(Data excerpts)
########################################

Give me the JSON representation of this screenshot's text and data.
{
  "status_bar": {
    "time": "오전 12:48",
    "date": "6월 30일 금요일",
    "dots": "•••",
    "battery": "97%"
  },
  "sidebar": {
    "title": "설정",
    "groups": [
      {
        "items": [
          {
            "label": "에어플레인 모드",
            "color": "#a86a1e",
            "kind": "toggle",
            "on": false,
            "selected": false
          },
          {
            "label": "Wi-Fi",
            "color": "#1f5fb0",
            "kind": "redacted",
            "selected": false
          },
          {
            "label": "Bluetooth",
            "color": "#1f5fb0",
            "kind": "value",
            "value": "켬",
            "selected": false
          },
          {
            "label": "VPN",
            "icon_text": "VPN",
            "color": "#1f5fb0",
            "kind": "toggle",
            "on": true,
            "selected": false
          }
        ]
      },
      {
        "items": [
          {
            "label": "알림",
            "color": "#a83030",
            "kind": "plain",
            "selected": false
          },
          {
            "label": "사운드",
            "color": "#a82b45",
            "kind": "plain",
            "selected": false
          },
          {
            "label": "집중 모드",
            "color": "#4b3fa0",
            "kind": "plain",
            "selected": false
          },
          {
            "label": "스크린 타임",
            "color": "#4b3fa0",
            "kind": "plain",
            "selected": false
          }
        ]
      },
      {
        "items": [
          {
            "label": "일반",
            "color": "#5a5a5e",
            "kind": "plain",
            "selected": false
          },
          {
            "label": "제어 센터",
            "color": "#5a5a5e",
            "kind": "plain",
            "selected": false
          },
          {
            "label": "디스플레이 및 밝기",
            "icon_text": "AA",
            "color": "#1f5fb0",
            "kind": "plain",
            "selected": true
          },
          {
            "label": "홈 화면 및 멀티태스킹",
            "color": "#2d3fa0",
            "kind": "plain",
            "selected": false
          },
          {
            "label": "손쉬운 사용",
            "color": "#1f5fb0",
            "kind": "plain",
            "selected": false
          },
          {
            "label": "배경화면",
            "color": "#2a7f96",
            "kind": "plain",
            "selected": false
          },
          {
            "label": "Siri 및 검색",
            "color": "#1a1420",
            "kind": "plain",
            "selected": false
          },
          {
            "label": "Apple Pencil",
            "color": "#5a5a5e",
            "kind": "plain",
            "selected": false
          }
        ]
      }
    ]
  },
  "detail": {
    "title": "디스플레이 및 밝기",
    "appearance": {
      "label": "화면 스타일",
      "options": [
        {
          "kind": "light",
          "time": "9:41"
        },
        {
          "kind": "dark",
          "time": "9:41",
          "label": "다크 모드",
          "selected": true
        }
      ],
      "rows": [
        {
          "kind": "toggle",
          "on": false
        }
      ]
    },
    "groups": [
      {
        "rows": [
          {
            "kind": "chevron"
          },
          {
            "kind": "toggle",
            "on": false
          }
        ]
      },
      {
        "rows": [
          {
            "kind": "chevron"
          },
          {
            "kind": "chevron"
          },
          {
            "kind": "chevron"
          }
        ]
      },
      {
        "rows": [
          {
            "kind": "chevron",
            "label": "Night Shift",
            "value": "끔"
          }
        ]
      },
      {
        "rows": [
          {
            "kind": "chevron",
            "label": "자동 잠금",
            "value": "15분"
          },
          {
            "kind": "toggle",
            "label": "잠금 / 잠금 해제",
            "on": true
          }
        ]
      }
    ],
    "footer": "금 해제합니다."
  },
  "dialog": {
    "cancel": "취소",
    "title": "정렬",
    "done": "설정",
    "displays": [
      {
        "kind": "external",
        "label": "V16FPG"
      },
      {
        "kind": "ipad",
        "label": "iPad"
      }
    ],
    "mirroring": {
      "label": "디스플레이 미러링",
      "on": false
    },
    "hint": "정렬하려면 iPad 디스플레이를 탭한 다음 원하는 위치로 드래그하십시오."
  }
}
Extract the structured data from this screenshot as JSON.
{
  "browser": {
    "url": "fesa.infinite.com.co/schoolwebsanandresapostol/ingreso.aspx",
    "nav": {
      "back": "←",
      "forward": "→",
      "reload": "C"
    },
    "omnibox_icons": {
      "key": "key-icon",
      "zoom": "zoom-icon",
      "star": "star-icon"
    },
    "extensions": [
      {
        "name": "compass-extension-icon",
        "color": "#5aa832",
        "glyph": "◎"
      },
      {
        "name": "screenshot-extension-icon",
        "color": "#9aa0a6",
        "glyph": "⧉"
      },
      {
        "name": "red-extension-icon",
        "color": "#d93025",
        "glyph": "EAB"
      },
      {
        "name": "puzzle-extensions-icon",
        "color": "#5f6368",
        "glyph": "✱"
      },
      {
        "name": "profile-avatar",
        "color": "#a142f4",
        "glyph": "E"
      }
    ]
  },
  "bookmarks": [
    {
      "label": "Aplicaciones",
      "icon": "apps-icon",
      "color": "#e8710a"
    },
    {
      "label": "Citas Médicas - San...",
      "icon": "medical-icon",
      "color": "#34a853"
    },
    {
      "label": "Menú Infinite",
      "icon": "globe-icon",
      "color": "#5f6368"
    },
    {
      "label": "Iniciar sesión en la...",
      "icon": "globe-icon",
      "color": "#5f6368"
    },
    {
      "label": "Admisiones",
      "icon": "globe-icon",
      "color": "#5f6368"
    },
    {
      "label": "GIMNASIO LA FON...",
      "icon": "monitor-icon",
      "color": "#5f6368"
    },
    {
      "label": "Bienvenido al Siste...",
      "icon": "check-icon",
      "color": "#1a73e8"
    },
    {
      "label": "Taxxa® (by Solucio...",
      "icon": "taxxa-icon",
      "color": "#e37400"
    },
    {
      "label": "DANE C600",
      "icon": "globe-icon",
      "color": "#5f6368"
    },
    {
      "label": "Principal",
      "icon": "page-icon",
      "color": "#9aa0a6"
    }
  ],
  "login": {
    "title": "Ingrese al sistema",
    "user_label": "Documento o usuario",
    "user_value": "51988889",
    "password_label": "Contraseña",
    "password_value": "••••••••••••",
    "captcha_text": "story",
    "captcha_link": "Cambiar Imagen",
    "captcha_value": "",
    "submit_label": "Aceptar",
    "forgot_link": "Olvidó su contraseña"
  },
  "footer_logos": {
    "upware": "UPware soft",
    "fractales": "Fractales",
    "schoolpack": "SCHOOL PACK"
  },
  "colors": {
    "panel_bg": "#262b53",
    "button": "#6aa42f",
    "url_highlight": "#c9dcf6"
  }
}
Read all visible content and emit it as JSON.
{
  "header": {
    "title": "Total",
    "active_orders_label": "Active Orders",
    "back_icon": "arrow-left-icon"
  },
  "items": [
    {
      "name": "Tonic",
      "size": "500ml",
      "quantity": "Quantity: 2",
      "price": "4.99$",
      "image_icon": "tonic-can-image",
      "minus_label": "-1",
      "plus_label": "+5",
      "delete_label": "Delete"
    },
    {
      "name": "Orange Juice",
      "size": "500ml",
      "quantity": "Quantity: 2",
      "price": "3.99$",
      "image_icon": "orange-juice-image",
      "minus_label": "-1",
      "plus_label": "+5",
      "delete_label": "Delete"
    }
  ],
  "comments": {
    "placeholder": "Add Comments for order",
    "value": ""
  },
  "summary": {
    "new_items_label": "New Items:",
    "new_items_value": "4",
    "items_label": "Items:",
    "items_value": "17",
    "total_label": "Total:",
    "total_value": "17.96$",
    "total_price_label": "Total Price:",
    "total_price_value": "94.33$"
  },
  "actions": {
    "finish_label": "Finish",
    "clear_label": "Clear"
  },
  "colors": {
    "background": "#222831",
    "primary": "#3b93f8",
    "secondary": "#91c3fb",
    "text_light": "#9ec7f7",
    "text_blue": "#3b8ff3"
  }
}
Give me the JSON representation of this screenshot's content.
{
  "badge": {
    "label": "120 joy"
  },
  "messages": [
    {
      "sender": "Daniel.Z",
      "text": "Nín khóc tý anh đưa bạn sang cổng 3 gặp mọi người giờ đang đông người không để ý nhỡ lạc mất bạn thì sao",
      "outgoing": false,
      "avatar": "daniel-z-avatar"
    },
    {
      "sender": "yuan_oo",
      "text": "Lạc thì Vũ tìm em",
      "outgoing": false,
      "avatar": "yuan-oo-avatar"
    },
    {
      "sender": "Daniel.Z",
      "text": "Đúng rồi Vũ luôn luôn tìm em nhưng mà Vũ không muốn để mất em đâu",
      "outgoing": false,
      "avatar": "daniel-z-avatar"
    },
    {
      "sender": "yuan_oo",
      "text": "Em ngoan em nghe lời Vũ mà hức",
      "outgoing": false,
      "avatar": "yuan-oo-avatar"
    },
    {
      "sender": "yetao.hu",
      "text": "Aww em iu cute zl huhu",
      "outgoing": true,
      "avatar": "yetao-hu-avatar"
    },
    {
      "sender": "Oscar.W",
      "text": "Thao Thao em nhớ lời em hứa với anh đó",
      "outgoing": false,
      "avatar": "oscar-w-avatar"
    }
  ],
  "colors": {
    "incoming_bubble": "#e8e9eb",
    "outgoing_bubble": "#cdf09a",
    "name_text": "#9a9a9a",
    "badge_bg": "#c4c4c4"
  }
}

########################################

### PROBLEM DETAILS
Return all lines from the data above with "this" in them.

### RESULT
Give me the JSON representation of this screenshot's text and data.
Extract the structured data from this screenshot as JSON.
Give me the JSON representation of this screenshot's content.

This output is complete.